*Information shown*:
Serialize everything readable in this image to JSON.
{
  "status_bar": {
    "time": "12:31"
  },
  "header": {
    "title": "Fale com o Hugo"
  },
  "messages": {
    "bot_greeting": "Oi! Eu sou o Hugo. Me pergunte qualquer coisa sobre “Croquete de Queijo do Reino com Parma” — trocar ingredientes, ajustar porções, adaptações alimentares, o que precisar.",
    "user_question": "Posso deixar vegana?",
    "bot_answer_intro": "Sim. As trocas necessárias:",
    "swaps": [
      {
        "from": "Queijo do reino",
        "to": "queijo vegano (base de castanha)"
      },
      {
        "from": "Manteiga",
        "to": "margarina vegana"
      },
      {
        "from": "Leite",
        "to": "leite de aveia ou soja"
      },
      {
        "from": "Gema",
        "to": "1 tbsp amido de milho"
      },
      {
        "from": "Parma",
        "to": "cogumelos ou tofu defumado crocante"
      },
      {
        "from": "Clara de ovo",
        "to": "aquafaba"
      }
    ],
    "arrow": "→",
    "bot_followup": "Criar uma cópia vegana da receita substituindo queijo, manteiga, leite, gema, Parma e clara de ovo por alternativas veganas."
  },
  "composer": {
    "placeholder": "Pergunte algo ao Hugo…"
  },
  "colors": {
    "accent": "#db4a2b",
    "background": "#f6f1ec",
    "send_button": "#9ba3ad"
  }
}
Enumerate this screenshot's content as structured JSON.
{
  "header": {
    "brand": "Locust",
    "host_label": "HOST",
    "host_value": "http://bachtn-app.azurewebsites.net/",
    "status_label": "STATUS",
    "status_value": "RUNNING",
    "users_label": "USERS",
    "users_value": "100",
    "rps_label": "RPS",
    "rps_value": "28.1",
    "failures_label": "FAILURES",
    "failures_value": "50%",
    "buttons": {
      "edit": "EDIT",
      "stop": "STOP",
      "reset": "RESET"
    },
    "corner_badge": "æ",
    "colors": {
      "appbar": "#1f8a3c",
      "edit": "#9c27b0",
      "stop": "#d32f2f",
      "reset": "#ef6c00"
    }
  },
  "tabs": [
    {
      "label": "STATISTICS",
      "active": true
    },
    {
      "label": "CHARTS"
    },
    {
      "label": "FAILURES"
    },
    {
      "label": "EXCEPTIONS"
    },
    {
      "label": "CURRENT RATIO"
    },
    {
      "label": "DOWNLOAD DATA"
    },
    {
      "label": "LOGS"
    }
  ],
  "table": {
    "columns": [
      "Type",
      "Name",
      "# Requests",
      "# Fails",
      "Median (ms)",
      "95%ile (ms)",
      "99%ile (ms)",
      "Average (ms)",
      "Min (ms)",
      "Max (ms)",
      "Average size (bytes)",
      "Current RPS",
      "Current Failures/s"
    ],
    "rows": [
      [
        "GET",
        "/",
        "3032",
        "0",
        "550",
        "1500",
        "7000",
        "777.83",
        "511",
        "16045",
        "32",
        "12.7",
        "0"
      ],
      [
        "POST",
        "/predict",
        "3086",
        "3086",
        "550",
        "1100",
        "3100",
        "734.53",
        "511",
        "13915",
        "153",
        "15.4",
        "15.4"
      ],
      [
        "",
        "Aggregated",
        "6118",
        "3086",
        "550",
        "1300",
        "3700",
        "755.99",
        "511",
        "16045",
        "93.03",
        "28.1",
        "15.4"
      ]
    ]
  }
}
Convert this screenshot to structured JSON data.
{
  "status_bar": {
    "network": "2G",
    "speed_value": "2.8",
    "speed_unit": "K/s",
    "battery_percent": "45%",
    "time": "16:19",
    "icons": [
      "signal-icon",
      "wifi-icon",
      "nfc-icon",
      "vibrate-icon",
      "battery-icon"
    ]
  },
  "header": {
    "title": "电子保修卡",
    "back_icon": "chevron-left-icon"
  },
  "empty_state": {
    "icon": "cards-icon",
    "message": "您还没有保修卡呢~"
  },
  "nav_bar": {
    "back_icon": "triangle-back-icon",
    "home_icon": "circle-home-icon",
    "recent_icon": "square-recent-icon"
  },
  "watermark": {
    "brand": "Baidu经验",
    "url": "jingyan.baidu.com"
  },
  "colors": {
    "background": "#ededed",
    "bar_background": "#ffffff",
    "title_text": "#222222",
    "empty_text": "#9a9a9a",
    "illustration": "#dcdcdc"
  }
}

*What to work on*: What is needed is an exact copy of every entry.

*Reply to the exercise*:
Serialize everything readable in this image to JSON.
{
  "status_bar": {
    "time": "12:31"
  },
  "header": {
    "title": "Fale com o Hugo"
  },
  "messages": {
    "bot_greeting": "Oi! Eu sou o Hugo. Me pergunte qualquer coisa sobre “Croquete de Queijo do Reino com Parma” — trocar ingredientes, ajustar porções, adaptações alimentares, o que precisar.",
    "user_question": "Posso deixar vegana?",
    "bot_answer_intro": "Sim. As trocas necessárias:",
    "swaps": [
      {
        "from": "Queijo do reino",
        "to": "queijo vegano (base de castanha)"
      },
      {
        "from": "Manteiga",
        "to": "margarina vegana"
      },
      {
        "from": "Leite",
        "to": "leite de aveia ou soja"
      },
      {
        "from": "Gema",
        "to": "1 tbsp amido de milho"
      },
      {
        "from": "Parma",
        "to": "cogumelos ou tofu defumado crocante"
      },
      {
        "from": "Clara de ovo",
        "to": "aquafaba"
      }
    ],
    "arrow": "→",
    "bot_followup": "Criar uma cópia vegana da receita substituindo queijo, manteiga, leite, gema, Parma e clara de ovo por alternativas veganas."
  },
  "composer": {
    "placeholder": "Pergunte algo ao Hugo…"
  },
  "colors": {
    "accent": "#db4a2b",
    "background": "#f6f1ec",
    "send_button": "#9ba3ad"
  }
}
Enumerate this screenshot's content as structured JSON.
{
  "header": {
    "brand": "Locust",
    "host_label": "HOST",
    "host_value": "http://bachtn-app.azurewebsites.net/",
    "status_label": "STATUS",
    "status_value": "RUNNING",
    "users_label": "USERS",
    "users_value": "100",
    "rps_label": "RPS",
    "rps_value": "28.1",
    "failures_label": "FAILURES",
    "failures_value": "50%",
    "buttons": {
      "edit": "EDIT",
      "stop": "STOP",
      "reset": "RESET"
    },
    "corner_badge": "æ",
    "colors": {
      "appbar": "#1f8a3c",
      "edit": "#9c27b0",
      "stop": "#d32f2f",
      "reset": "#ef6c00"
    }
  },
  "tabs": [
    {
      "label": "STATISTICS",
      "active": true
    },
    {
      "label": "CHARTS"
    },
    {
      "label": "FAILURES"
    },
    {
      "label": "EXCEPTIONS"
    },
    {
      "label": "CURRENT RATIO"
    },
    {
      "label": "DOWNLOAD DATA"
    },
    {
      "label": "LOGS"
    }
  ],
  "table": {
    "columns": [
      "Type",
      "Name",
      "# Requests",
      "# Fails",
      "Median (ms)",
      "95%ile (ms)",
      "99%ile (ms)",
      "Average (ms)",
      "Min (ms)",
      "Max (ms)",
      "Average size (bytes)",
      "Current RPS",
      "Current Failures/s"
    ],
    "rows": [
      [
        "GET",
        "/",
        "3032",
        "0",
        "550",
        "1500",
        "7000",
        "777.83",
        "511",
        "16045",
        "32",
        "12.7",
        "0"
      ],
      [
        "POST",
        "/predict",
        "3086",
        "3086",
        "550",
        "1100",
        "3100",
        "734.53",
        "511",
        "13915",
        "153",
        "15.4",
        "15.4"
      ],
      [
        "",
        "Aggregated",
        "6118",
        "3086",
        "550",
        "1300",
        "3700",
        "755.99",
        "511",
        "16045",
        "93.03",
        "28.1",
        "15.4"
      ]
    ]
  }
}
Convert this screenshot to structured JSON data.
{
  "status_bar": {
    "network": "2G",
    "speed_value": "2.8",
    "speed_unit": "K/s",
    "battery_percent": "45%",
    "time": "16:19",
    "icons": [
      "signal-icon",
      "wifi-icon",
      "nfc-icon",
      "vibrate-icon",
      "battery-icon"
    ]
  },
  "header": {
    "title": "电子保修卡",
    "back_icon": "chevron-left-icon"
  },
  "empty_state": {
    "icon": "cards-icon",
    "message": "您还没有保修卡呢~"
  },
  "nav_bar": {
    "back_icon": "triangle-back-icon",
    "home_icon": "circle-home-icon",
    "recent_icon": "square-recent-icon"
  },
  "watermark": {
    "brand": "Baidu经验",
    "url": "jingyan.baidu.com"
  },
  "colors": {
    "background": "#ededed",
    "bar_background": "#ffffff",
    "title_text": "#222222",
    "empty_text": "#9a9a9a",
    "illustration": "#dcdcdc"
  }
}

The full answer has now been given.